• _YOUR INSTRUCTIONS_: Below are records; copy every line in them that holds the word "name".

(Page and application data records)
================
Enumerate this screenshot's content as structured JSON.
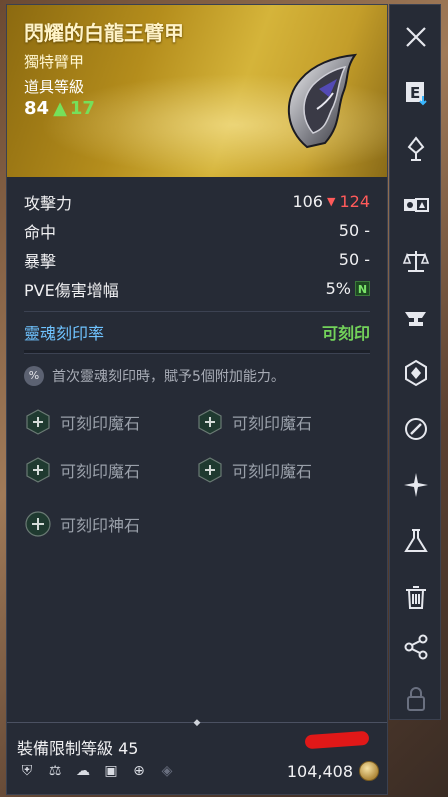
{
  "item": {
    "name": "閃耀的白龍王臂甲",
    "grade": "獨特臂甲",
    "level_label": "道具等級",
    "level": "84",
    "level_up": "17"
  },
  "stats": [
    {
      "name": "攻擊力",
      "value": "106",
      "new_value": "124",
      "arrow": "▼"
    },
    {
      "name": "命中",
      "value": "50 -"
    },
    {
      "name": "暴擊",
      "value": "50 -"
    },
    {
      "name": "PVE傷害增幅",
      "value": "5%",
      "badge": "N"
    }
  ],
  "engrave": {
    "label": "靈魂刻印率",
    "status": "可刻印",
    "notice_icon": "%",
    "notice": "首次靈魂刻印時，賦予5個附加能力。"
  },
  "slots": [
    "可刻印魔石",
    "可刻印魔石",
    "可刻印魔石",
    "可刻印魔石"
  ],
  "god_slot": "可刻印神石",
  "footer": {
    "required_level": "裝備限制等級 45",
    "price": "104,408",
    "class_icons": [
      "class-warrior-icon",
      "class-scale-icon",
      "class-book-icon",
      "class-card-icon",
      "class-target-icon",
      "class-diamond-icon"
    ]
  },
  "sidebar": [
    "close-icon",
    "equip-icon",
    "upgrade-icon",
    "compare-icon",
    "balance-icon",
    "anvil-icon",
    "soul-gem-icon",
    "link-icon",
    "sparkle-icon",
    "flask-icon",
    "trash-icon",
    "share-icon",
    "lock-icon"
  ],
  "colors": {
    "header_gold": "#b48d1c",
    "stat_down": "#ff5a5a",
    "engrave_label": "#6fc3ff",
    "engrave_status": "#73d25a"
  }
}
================
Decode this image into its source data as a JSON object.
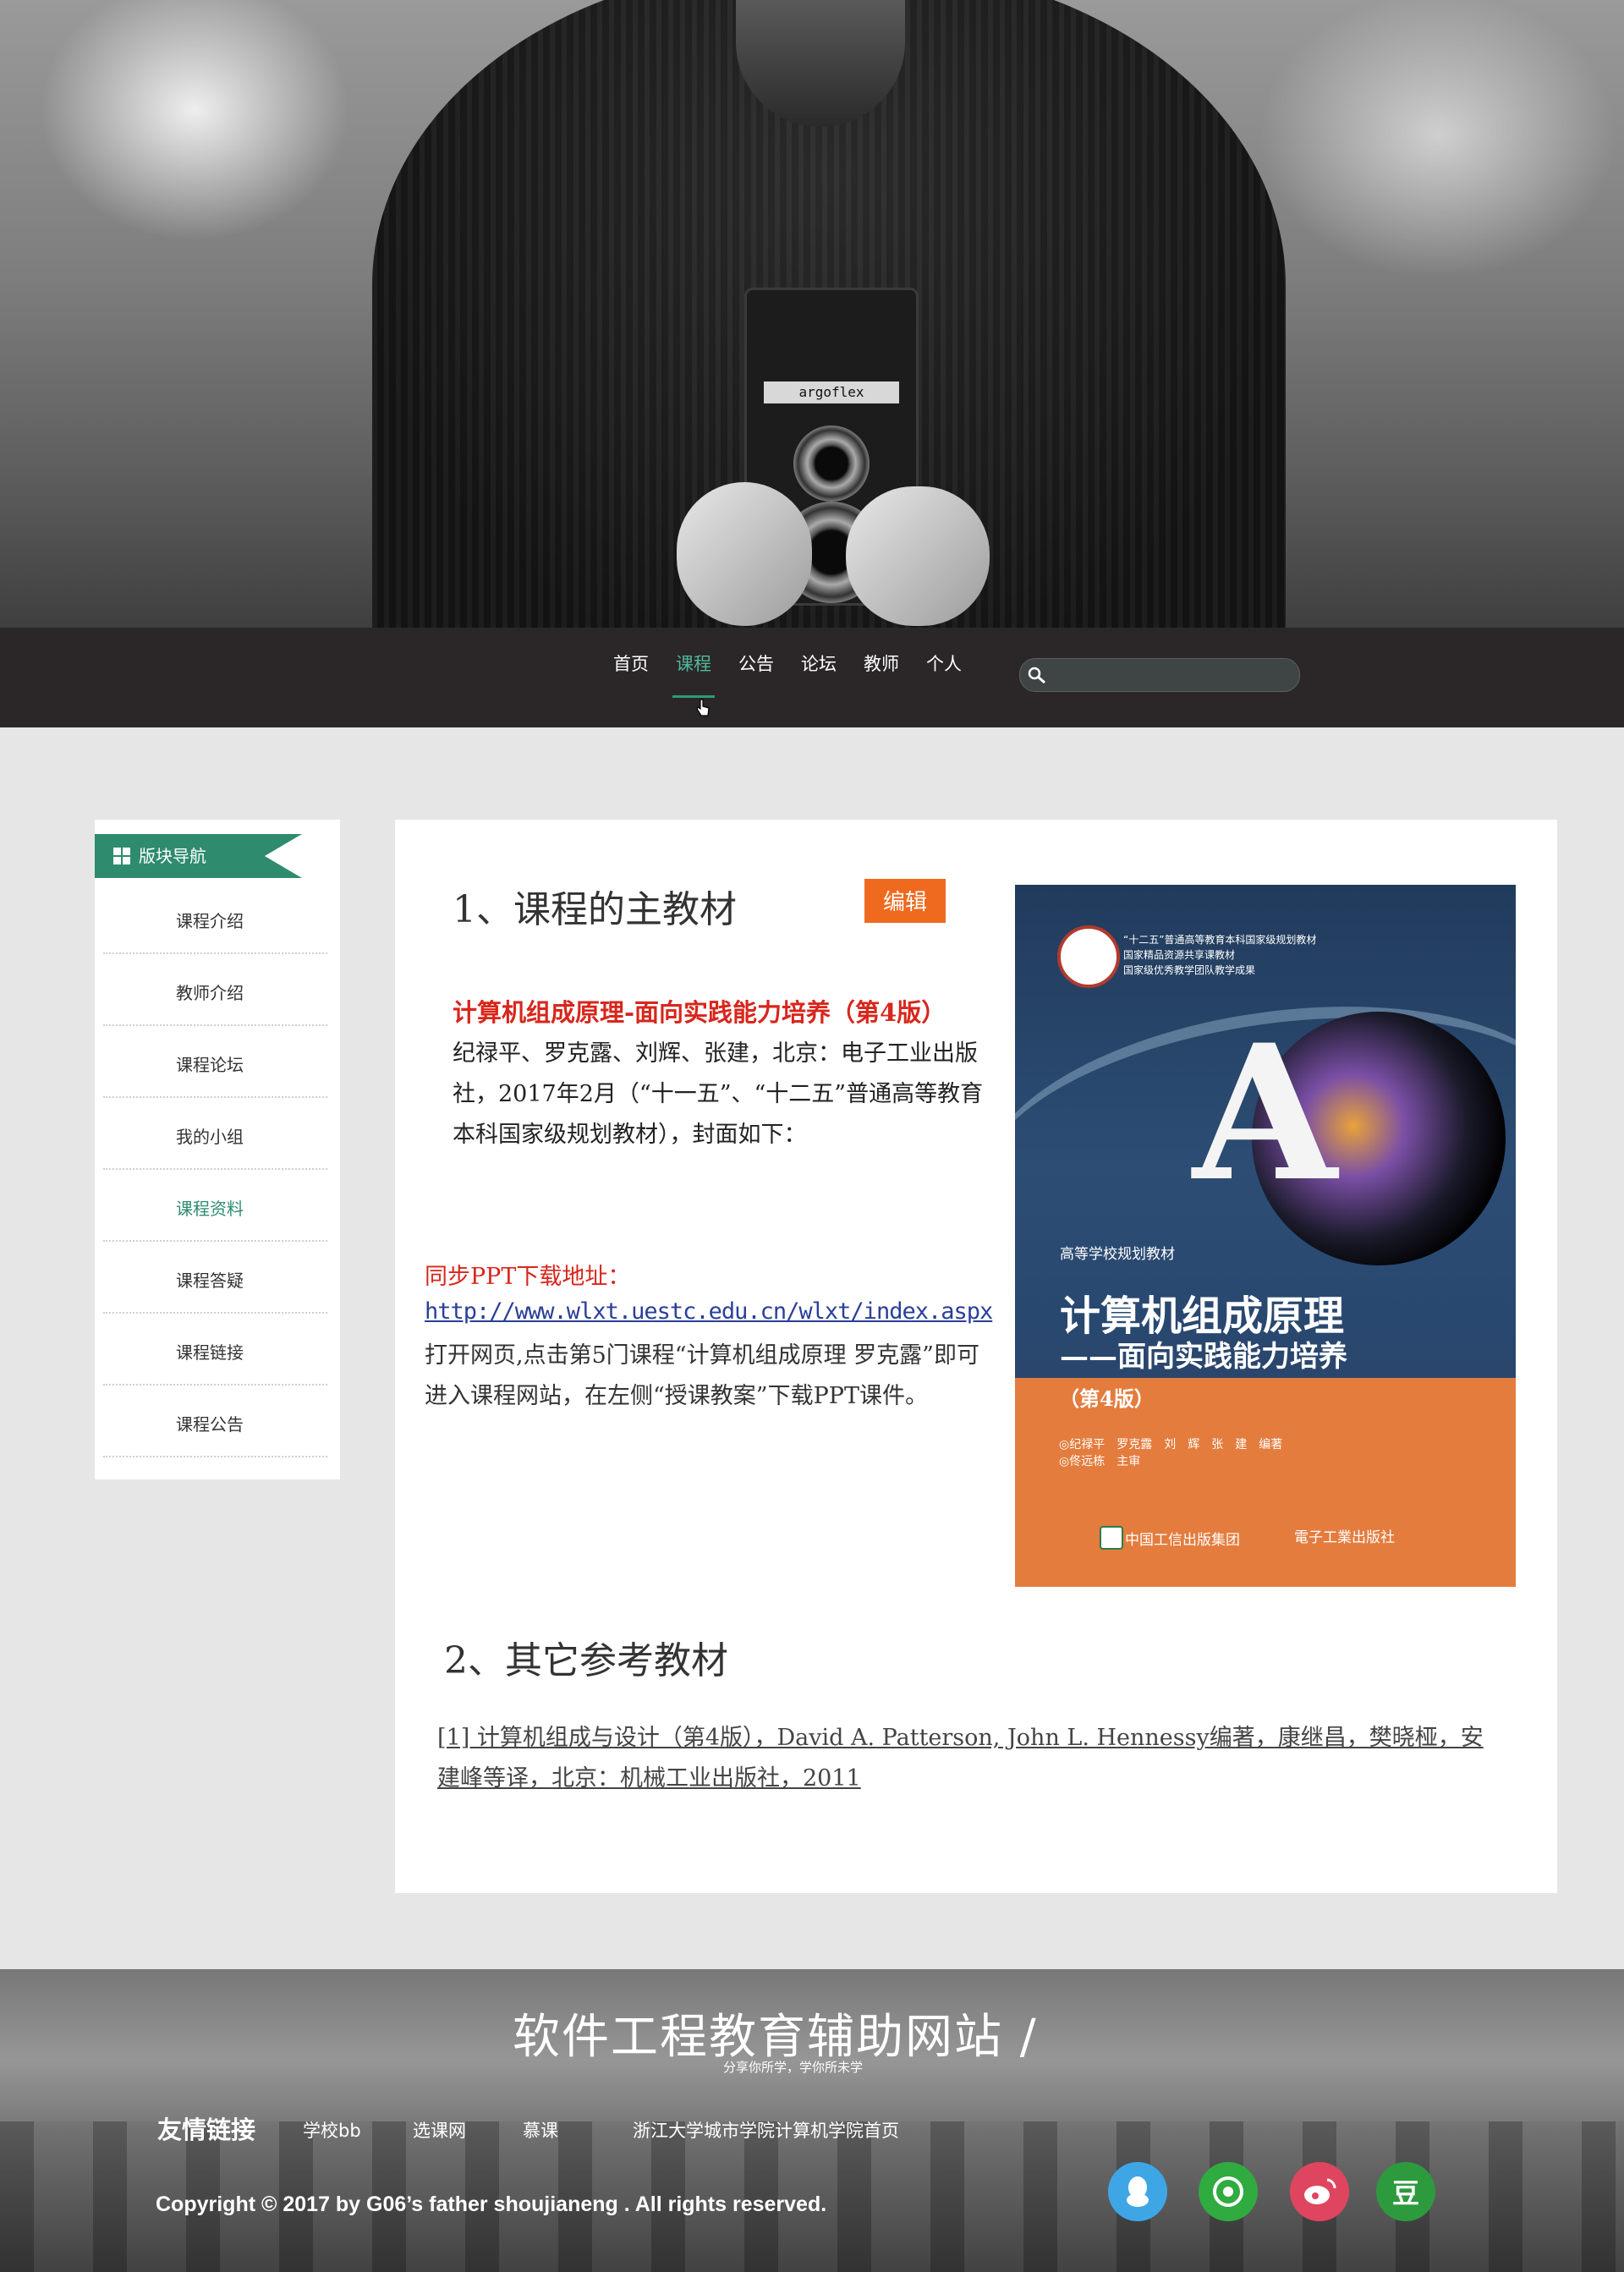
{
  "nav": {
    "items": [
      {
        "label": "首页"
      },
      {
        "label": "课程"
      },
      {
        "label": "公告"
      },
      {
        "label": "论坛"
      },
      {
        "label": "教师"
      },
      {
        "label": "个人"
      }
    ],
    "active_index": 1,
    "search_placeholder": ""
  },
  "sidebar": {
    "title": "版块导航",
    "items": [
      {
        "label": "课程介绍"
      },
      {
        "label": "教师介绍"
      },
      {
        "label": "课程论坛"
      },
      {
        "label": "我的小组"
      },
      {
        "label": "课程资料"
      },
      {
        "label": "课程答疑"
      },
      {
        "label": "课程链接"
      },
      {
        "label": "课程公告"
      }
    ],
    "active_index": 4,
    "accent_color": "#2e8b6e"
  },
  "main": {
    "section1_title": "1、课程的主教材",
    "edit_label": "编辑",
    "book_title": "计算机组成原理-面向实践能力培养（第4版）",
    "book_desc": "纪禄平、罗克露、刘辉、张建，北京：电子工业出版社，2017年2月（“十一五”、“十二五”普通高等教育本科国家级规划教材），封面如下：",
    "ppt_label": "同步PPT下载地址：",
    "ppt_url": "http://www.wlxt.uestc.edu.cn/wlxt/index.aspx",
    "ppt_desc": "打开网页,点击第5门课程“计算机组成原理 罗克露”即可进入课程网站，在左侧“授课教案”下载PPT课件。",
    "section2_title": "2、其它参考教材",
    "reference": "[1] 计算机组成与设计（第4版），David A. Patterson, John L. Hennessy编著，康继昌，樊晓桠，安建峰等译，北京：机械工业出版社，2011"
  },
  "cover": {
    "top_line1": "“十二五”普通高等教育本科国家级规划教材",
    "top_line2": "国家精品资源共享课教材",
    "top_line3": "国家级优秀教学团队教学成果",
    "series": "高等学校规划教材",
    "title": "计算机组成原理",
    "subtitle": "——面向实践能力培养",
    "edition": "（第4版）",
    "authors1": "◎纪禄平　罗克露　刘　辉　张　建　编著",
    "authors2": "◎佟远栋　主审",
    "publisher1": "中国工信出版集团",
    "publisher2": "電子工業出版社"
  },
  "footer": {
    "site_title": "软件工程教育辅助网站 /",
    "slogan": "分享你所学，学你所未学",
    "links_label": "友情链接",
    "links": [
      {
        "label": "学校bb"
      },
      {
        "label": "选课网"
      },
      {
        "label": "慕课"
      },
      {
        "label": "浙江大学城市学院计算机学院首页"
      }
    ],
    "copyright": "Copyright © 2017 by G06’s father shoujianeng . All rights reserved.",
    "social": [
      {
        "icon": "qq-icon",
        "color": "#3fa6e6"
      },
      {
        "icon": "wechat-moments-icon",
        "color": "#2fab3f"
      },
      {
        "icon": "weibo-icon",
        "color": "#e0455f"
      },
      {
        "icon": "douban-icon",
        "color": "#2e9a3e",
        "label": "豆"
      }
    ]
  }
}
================
• _SOLUTION FOR THIS EXERCISE_:
    "name": "閃耀的白龍王臂甲",
      "name": "攻擊力",
      "name": "命中",
      "name": "暴擊",
      "name": "PVE傷害增幅",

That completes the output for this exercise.